This one is the top coder in the company or team who must stay that way. Anyone that could possibly steal their thunder or show them up in some way are shown the door quickly. They will usually come up with some silly tricks and puzzles to make the candidate seem aloof in front of the decision maker. Happens frequently with smaller companies and teams because they have convinced non technical management how irreplaceable they are.
The only way to truly overcome this one is by having them demonstrate things they’ve built, and see how it compares with what your company is working on.
3. The Bullet Point Seeker
This is the one who has a long list of bullet points, and every single one must be met. They have a long list of technologies that may not even be related, or used in your company. It doesn’t matter that their list is so long no reasonable programmer could ever master them all in 4 careers, they just need every one checked off. These managers generally have a pedestrian knowledge of development in general and couldn’t tell you a single thing about any of their bullet points.
4. The Bigot
This requires little explanation. These are the folks who still think talent and intelligence favor a certain race or gender. They’ll spend the entire interview looking for a reason to disqualify a candidate that doesn’t fit their profile, and veto them completely. This is just one of the reasons you should work to purge this person from your organization.
5. The Hipster
This is the manager who requires the developer to be just like them. If you don’t have the tight flannel, skinny jeans, black rimmed glasses and taste in obscure music you won’t be hired. This is very similar to the brogrammer manager, because they’re just trying to find someone that mirrors themselves rather than looking at actual talent or ability. Certain companies that value their image will hire in this way, but should be aware of the fact that the quality and quantity of work may suffer for it. As long as you’re willing to make that trade off, you’re ok.
6. The Gatekeeper
All of the managers fit into this list, but there are some people who really take joy in becoming a gatekeeper. They pride themselves on how tough of an interviewer they are, and take joy in rejecting people. These people are a danger to your organization, and they’re easy to spot. Did they want high fives after showing someone the door? Are they overjoyed at stumping people, or making disrespectful remarks about the person after they left? These are signs of a low self esteem and if someone bases their self worth on rejecting others, they shouldn’t be allowed into the process because they are rejecting good candidates and harming your company.
This post just scratches the surface of some of the problems companies face in getting good talent. As I said, I do believe there is a talent shortage in development but I don’t think it’s quite as bad as some make it out to be. The important things I’ve learned in the last 10+ years of interviewing and hiring is this:
- The best candidates are passionate, and it’s the first thing you should look for.
- Years of experience and bullet points are not as important as you think they are.
- Education level is not as important as you think it is.
- Talent and intelligence are not limited to a single race or gender.

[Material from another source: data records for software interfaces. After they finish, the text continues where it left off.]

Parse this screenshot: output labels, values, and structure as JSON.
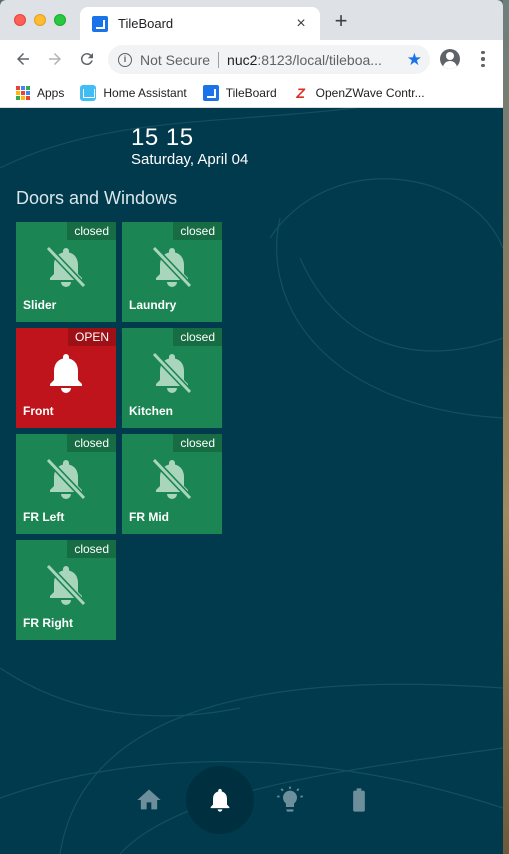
{
  "browser": {
    "tab_title": "TileBoard",
    "tab_close": "×",
    "new_tab": "+",
    "security_label": "Not Secure",
    "url_host": "nuc2",
    "url_rest": ":8123/local/tileboa...",
    "bookmarks": [
      {
        "label": "Apps",
        "icon": "apps-grid-icon"
      },
      {
        "label": "Home Assistant",
        "icon": "home-assistant-icon"
      },
      {
        "label": "TileBoard",
        "icon": "tileboard-icon"
      },
      {
        "label": "OpenZWave Contr...",
        "icon": "openzwave-icon"
      }
    ]
  },
  "header": {
    "time": "15 15",
    "date": "Saturday, April 04"
  },
  "group": {
    "title": "Doors and Windows"
  },
  "tiles": [
    {
      "label": "Slider",
      "state": "closed",
      "icon": "bell-off-icon"
    },
    {
      "label": "Laundry",
      "state": "closed",
      "icon": "bell-off-icon"
    },
    {
      "label": "Front",
      "state": "OPEN",
      "icon": "bell-icon"
    },
    {
      "label": "Kitchen",
      "state": "closed",
      "icon": "bell-off-icon"
    },
    {
      "label": "FR Left",
      "state": "closed",
      "icon": "bell-off-icon"
    },
    {
      "label": "FR Mid",
      "state": "closed",
      "icon": "bell-off-icon"
    },
    {
      "label": "FR Right",
      "state": "closed",
      "icon": "bell-off-icon"
    }
  ],
  "nav": [
    {
      "icon": "home-icon",
      "active": false
    },
    {
      "icon": "bell-icon",
      "active": true
    },
    {
      "icon": "lightbulb-icon",
      "active": false
    },
    {
      "icon": "battery-icon",
      "active": false
    }
  ],
  "colors": {
    "page_bg": "#003a4c",
    "tile_closed": "#1b8553",
    "tile_open": "#c0141c",
    "accent": "#1a73e8"
  }
}
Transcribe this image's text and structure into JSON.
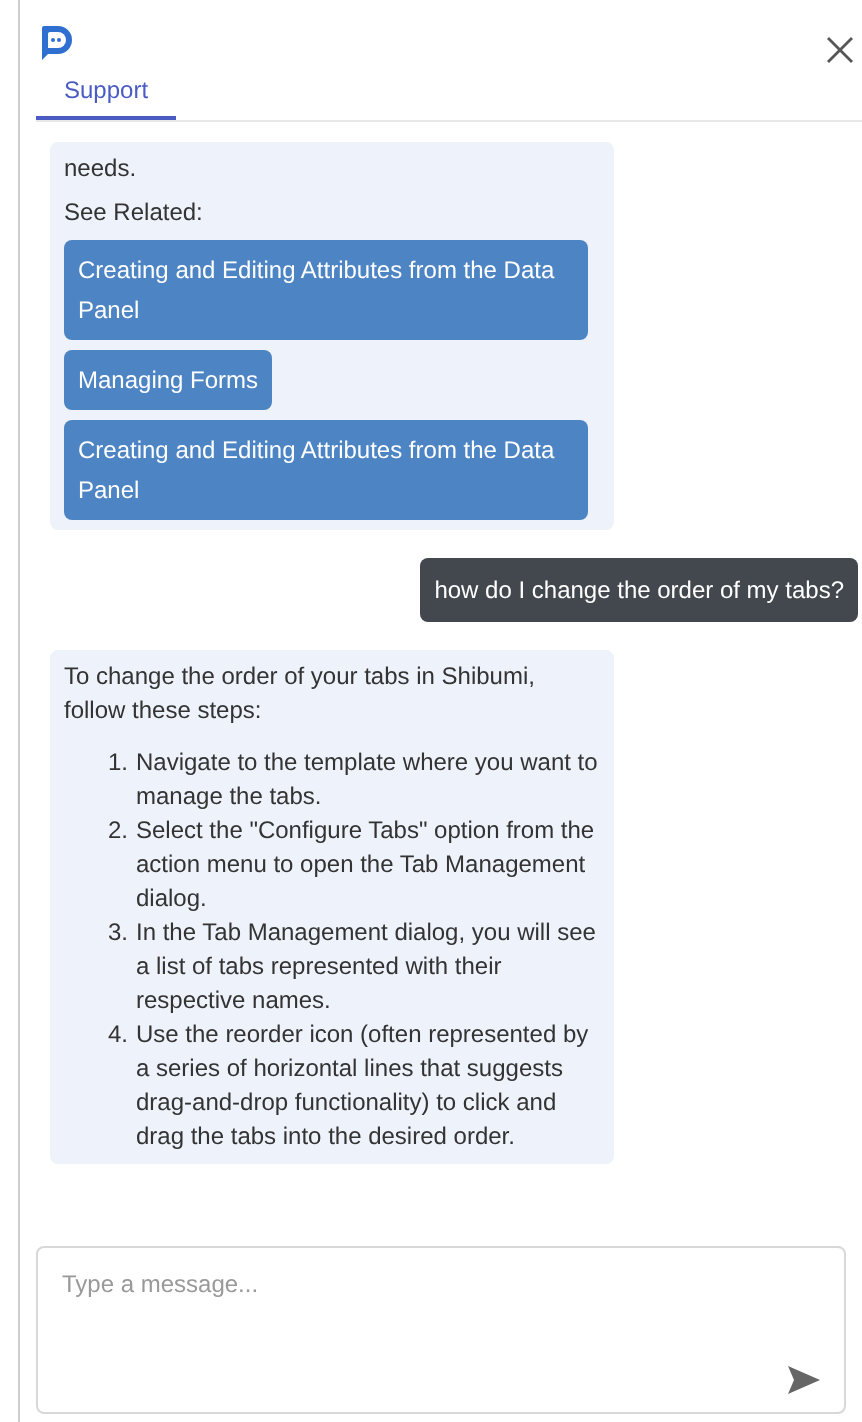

- Personality fit is very important, but should not be the only criteria.
- Trivia questions and puzzles are ineffective.
- Make them show you instead of tell you.
- You are going to have bad hires. If it becomes a trend, re-evaluate what you’re doing.
This is a small summary of my experience, but one of the best books I’ve ever read on hiring is a quick read, and well worth it. It’s called Smart and Gets Things Done: Joel Spolsky’s Concise Guide to Finding the Best Technical Talent. If you’re reading this blog and you’re any kind of a programmer you already know who Joel Spolsky is. He covers some great theories in this book and will open your eyes and get you to look into your hiring process a bit more.
Also, if you live in the Portland, Oregon area (or want to move here) and you’re looking to change careers, there is one company who I recommend you talk to. They are IT Motives, and they have some of the best gigs in town, whether it’s contract or full time. It’s run by a group of people I know personally who have passion and integrity that can’t be matched. Check out some of their open positions.